Jason Potts’ own innovative contribution has been to develop an economic framework to explore the collaborative processes through which information comes to be available in a form that a potential entrepreneur can discern as a profit opportunity, if sufficiently alert. The framework Jason has developed contributes to understanding of the knowledge, coordination and governance problems associated with innovation commons. In developing that framework, he draws heavily on insights of Friedrich Hayek about the importance of distributed knowledge, and insights of Elinor Ostrom about governance of commons.
Innovation involves a knowledge problem because relevant information is distributed so that each person with relevant expertise can only know part of the picture, and there is great uncertainty about how that information might be useful. Innovation commons enable individuals with expertise to cooperate to pool information and discover opportunities. The formation of such commons is ad hoc and rules for governance develop spontaneously to promote cooperation.

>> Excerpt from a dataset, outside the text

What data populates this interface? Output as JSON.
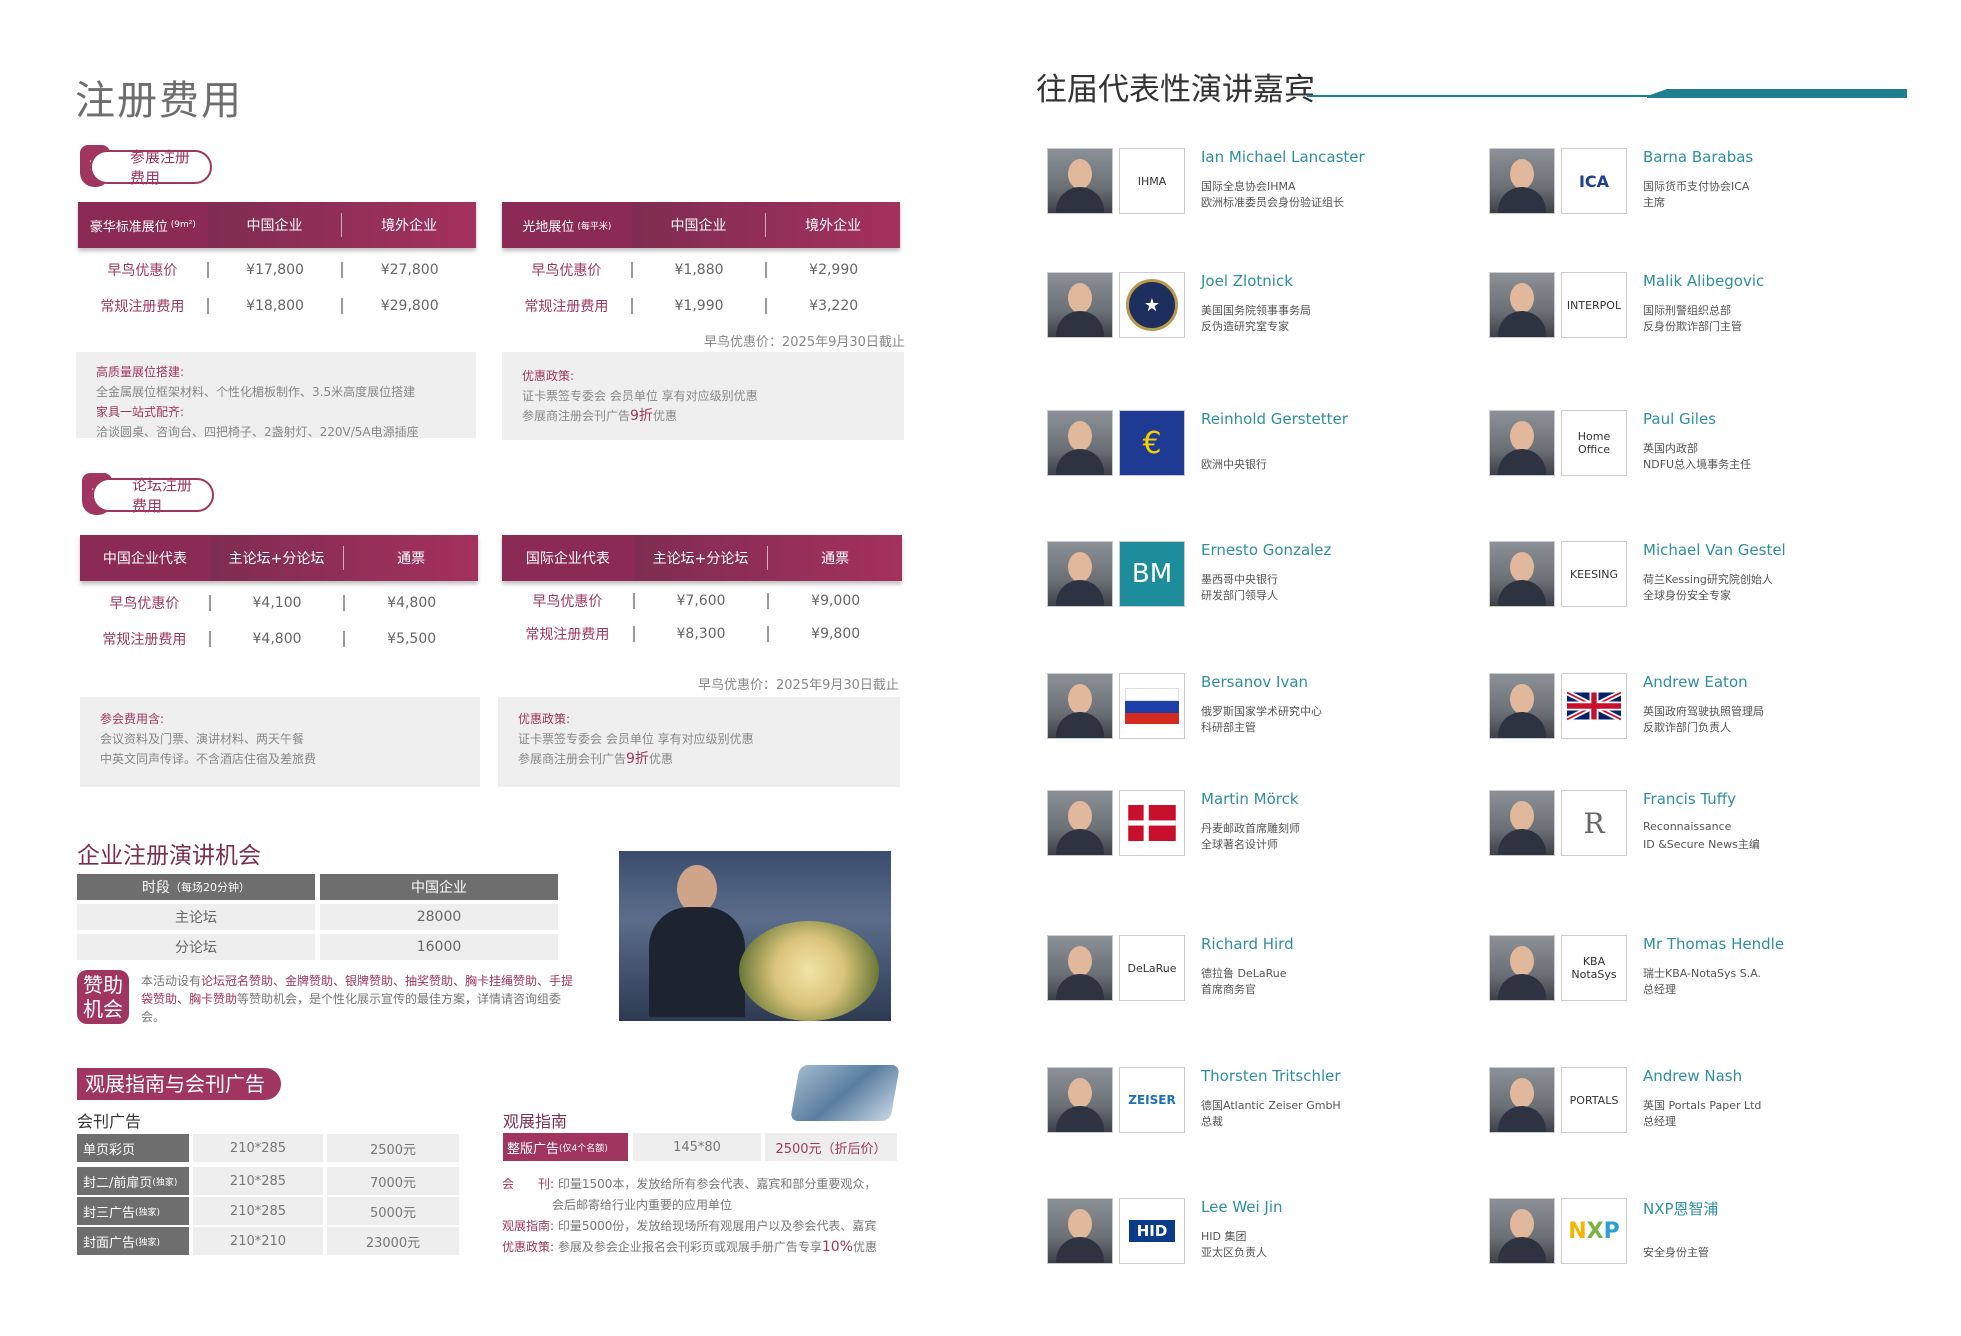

Innovation commons tend to be temporary. Once they have created information about entrepreneurial opportunities, that valuable resource is likely to be exploited by some member who can effectively capitalize on it. At that point the conventional model of entrepreneurship comes into its own, and the commons collapses to some other institutional or organizational form.
Much of the book is taken up by discussion of rules of innovation commons, institutions such as industry organisations and a critique of conventional approaches to innovation policy (public investment in innovation and building infrastructure for innovation).
There is also an interesting discussion of ways to combat an increasing tendency for enemies of innovation to prevent it, thus contributing to a slowdown in productivity growth, particularly at the technology frontier. The enemies of innovation present themselves as having concerns with safety, sustainability, tradition, fairness, justice etc. even when their intention is to avoid the losses they are likely to incur from disruption of existing technology.
Who will engage those enemies? This is a collective action problem: the costs are borne individually, but the benefits are an industry-specific public good that accrue to all who follow.
In some instances, the first mover can capture sufficient benefits to make it worthwhile to engage the enemies of innovation. Uber may have done that with its ride-sharing technology.
Jason suggests that governments may also help. One role he suggests is promoting collective learning to demystify a new technology. He mentions public broadcasting in that context, but public broadcasters seem to have been more comfortable helping the enemies of innovation. At a more ambitious level, he suggests that governments should work toward “a social contract, culture and institutional system that are tolerant of innovation and prepared to engage with its enemies”. Good luck with that!
Jason also suggests that innovative commons can play a role in creating a large pool of participatory stakeholders, each with a vested interest in developing the technology and its institutional (regulatory) framework. Examples include open-source software and technologies that have emerged from hackerspaces, such as 3D printing and cryptocurrencies.
Are innovative commons likely to result in a fundamental change in society?
Jason Potts’ answer:
“The innovation commons—including the adaptive behaviors and the institutions that compose it—are … a natural part of an open, evolving, market economy. They are not prima facie evidence of an emerging turn to a new type of more cooperative economic society.”
That is probably right! Nevertheless, as previously discussed here, it is possible to conceive of circumstances in which new technologies that are evolving in innovation commons - blockchain technology and decentralized collaborative organizations – could result in some quite fundamental changes in society.